I've worked in and for companies where the prevailing culture and expectation have been that you should come to work as the best version of yourself. Ideally every day. And today's version should ideally be a tiny bit better than yesterday's.
The mindset is reminiscent of principles from top sports. The ideal it strives for is perfection. It's elitism. It's an overdrive in the workplace.
Preferred attributes and descriptions of the culture often include that we are professional, hungry, forward-leaning, and always fully charged; ready for the challenge, on a mission for something greater. Something worth pushing yourself to the limit for.
It's fascinating. It can be compelling. And it is undoubtedly effective. Unfortunately, it is also dangerous.
Because under such ideals, people run like crazy. They run themselves into the ground. Common sense.
Why am I stating it so strongly? Dangerous? Can it be that bad? I believe yes.
Because it's not top sports and elitism that you engage in in the workplace. You go to work. You are driven to create value. To create meaning and results together.
Ambitions are necessary, precise goals as well. A culture that promotes good performance is beneficial for both owners and employees. And the path to a healthy culture and good performance is fortunately diverse. There is not just one recipe. You don't need a performance culture on steroids to succeed.
As a wise friend of mine says, "The working life is long, the top sports career is short.
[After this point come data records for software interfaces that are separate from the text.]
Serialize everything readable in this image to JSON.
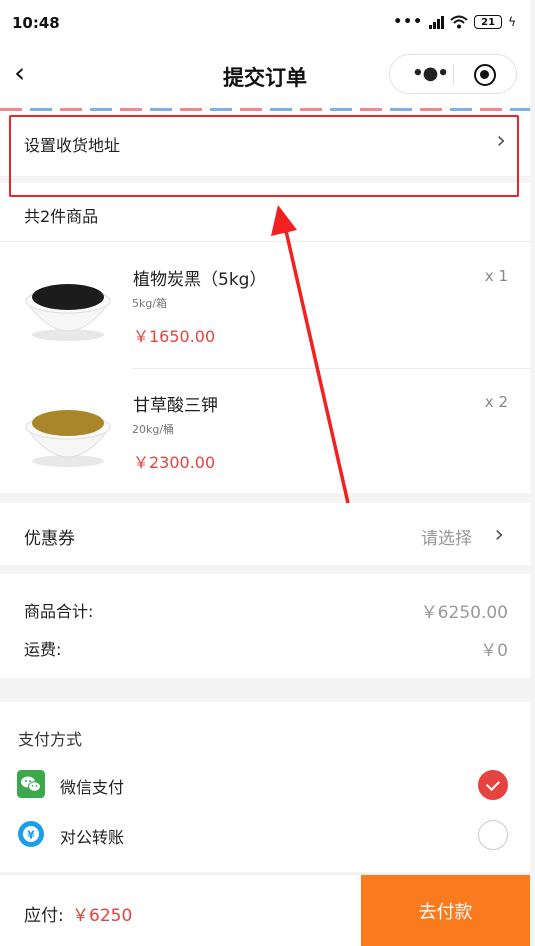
{
  "status_bar": {
    "time": "10:48",
    "battery": "21"
  },
  "nav": {
    "title": "提交订单"
  },
  "address": {
    "label": "设置收货地址"
  },
  "goods": {
    "count_label": "共2件商品",
    "items": [
      {
        "name": "植物炭黑（5kg）",
        "spec": "5kg/箱",
        "price": "￥1650.00",
        "qty": "x 1",
        "color": "#1c1c1c"
      },
      {
        "name": "甘草酸三钾",
        "spec": "20kg/桶",
        "price": "￥2300.00",
        "qty": "x 2",
        "color": "#a9862a"
      }
    ]
  },
  "coupon": {
    "label": "优惠券",
    "hint": "请选择"
  },
  "totals": [
    {
      "label": "商品合计:",
      "value": "￥6250.00"
    },
    {
      "label": "运费:",
      "value": "￥0"
    }
  ],
  "payment": {
    "title": "支付方式",
    "methods": [
      {
        "label": "微信支付",
        "icon": "wechat-pay-icon",
        "checked": true
      },
      {
        "label": "对公转账",
        "icon": "transfer-icon",
        "checked": false
      }
    ]
  },
  "footer": {
    "due_label": "应付:",
    "due_amount": "￥6250",
    "pay_button": "去付款"
  },
  "colors": {
    "price_red": "#e64340",
    "pay_orange": "#fa7a1e",
    "highlight_red": "#e8262a",
    "wechat_green": "#3aa84b",
    "transfer_blue": "#1aa0e8"
  }
}
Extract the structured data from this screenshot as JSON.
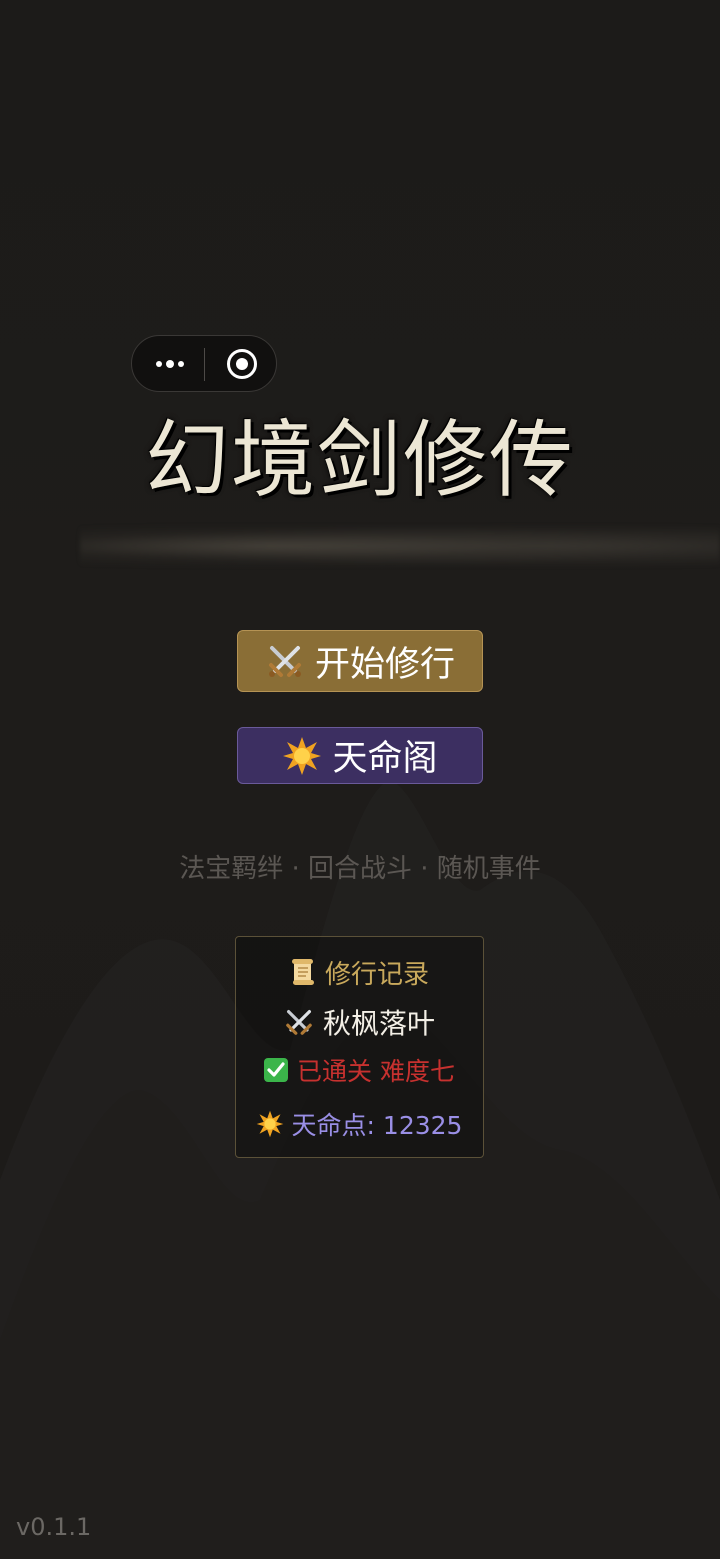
{
  "capsule": {
    "more_icon": "more-dots-icon",
    "close_icon": "target-circle-icon"
  },
  "title": "幻境剑修传",
  "buttons": {
    "start_label": "开始修行",
    "start_icon": "crossed-swords-icon",
    "fate_label": "天命阁",
    "fate_icon": "starburst-icon"
  },
  "features": "法宝羁绊 · 回合战斗 · 随机事件",
  "record": {
    "title": "修行记录",
    "title_icon": "scroll-icon",
    "character": "秋枫落叶",
    "character_icon": "crossed-swords-icon",
    "status": "已通关 难度七",
    "status_icon": "check-box-icon",
    "points": "天命点: 12325",
    "points_icon": "starburst-icon"
  },
  "version": "v0.1.1",
  "colors": {
    "background": "#1d1b19",
    "title_text": "#ece6d4",
    "start_button": "#8a6e36",
    "fate_button": "#3c2f61",
    "record_title": "#c9a95c",
    "status_red": "#c7312f",
    "points_purple": "#9a8fe6"
  }
}
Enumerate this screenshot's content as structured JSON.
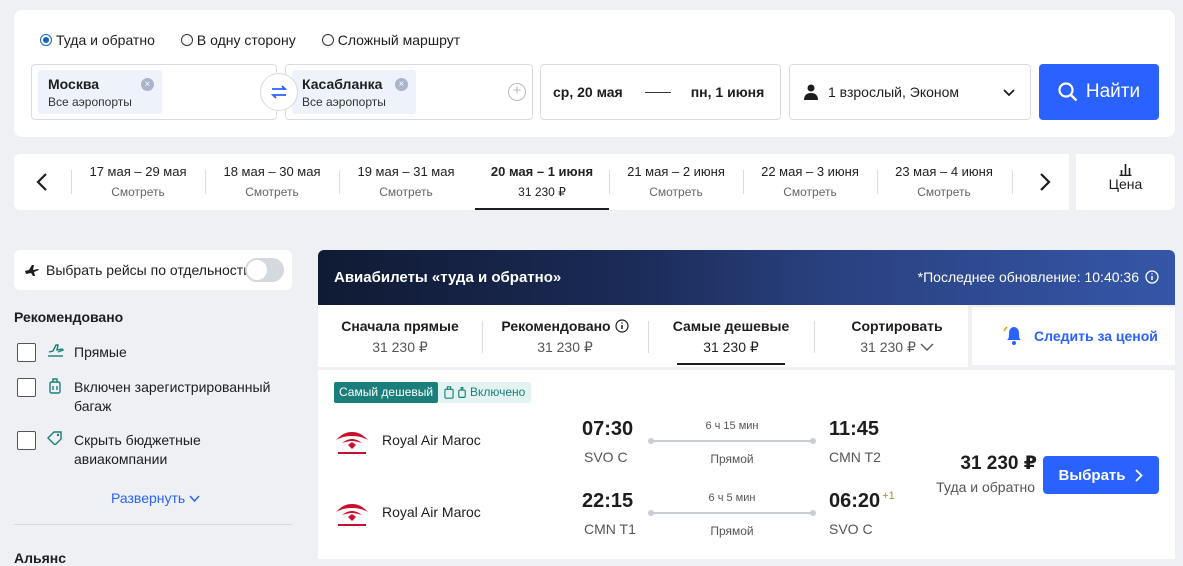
{
  "search": {
    "trip_types": [
      {
        "label": "Туда и обратно",
        "checked": true
      },
      {
        "label": "В одну сторону",
        "checked": false
      },
      {
        "label": "Сложный маршрут",
        "checked": false
      }
    ],
    "from": {
      "city": "Москва",
      "airports": "Все аэропорты"
    },
    "to": {
      "city": "Касабланка",
      "airports": "Все аэропорты"
    },
    "date_depart": "ср, 20 мая",
    "date_return": "пн, 1 июня",
    "passengers": "1 взрослый, Эконом",
    "find_label": "Найти"
  },
  "date_strip": {
    "items": [
      {
        "range": "17 мая – 29 мая",
        "sub": "Смотреть"
      },
      {
        "range": "18 мая – 30 мая",
        "sub": "Смотреть"
      },
      {
        "range": "19 мая – 31 мая",
        "sub": "Смотреть"
      },
      {
        "range": "20 мая – 1 июня",
        "sub": "31 230 ₽"
      },
      {
        "range": "21 мая – 2 июня",
        "sub": "Смотреть"
      },
      {
        "range": "22 мая – 3 июня",
        "sub": "Смотреть"
      },
      {
        "range": "23 мая – 4 июня",
        "sub": "Смотреть"
      }
    ],
    "price_tab": "Цена"
  },
  "sidebar": {
    "toggle_label": "Выбрать рейсы по отдельности",
    "section_title": "Рекомендовано",
    "filters": [
      {
        "label": "Прямые"
      },
      {
        "label": "Включен зарегистрированный багаж"
      },
      {
        "label": "Скрыть бюджетные авиакомпании"
      }
    ],
    "expand_label": "Развернуть",
    "next_section": "Альянс"
  },
  "results": {
    "title": "Авиабилеты «туда и обратно»",
    "last_update": "*Последнее обновление: 10:40:36",
    "sort_tabs": [
      {
        "label": "Сначала прямые",
        "price": "31 230 ₽"
      },
      {
        "label": "Рекомендовано",
        "price": "31 230 ₽"
      },
      {
        "label": "Самые дешевые",
        "price": "31 230 ₽"
      },
      {
        "label": "Сортировать",
        "price": "31 230 ₽"
      }
    ],
    "watch_price": "Следить за ценой",
    "ticket": {
      "badge_cheapest": "Самый дешевый",
      "badge_baggage": "Включено",
      "legs": [
        {
          "airline": "Royal Air Maroc",
          "dep_time": "07:30",
          "dep_airport": "SVO C",
          "duration": "6 ч 15 мин",
          "stops": "Прямой",
          "arr_time": "11:45",
          "arr_airport": "CMN T2",
          "day_shift": ""
        },
        {
          "airline": "Royal Air Maroc",
          "dep_time": "22:15",
          "dep_airport": "CMN T1",
          "duration": "6 ч 5 мин",
          "stops": "Прямой",
          "arr_time": "06:20",
          "arr_airport": "SVO C",
          "day_shift": "+1"
        }
      ],
      "price": "31 230 ₽",
      "price_note": "Туда и обратно",
      "select_label": "Выбрать"
    }
  }
}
There are good reasons for that."
Chasing perfection in the workplace and constantly seeking a better version of yourself and those around you is a dangerous path to take unless the company culture also wholeheartedly supports its well-trained employees, even when things get tough, when mistakes are made, or when expectations are not met.
When there is a lack of warmth, room for making mistakes, room for not having your best day, then it becomes scary.
Expecting the very best from everyone at all times is expecting the impossible.
It doesn't exist. And it comes at a high price because people get worn out by it.
I break a sweat. Reality is not like that. We are not like that. We. As in us people, humans, employees, colleagues. We are not always the best version of ourselves.
If there is no room to show that, you wear yourself out. Because bigger, better, faster is an ideal, but not a realistic expectation to have for yourself and those around you.
Yesterday morning, I arrived at the office late in the morning after a rough start to the day. I met two colleagues in leadership who both looked like they could use a bucket of coffee.
I suddenly felt empathy. And belonging.
What a wonderful feeling! To work with and for people who see work as just that - work. Who are relaxed and ambitious at the same time. Who willingly show those around them that life is more than just this one salvation; to chase your best self and your best self day in and day out.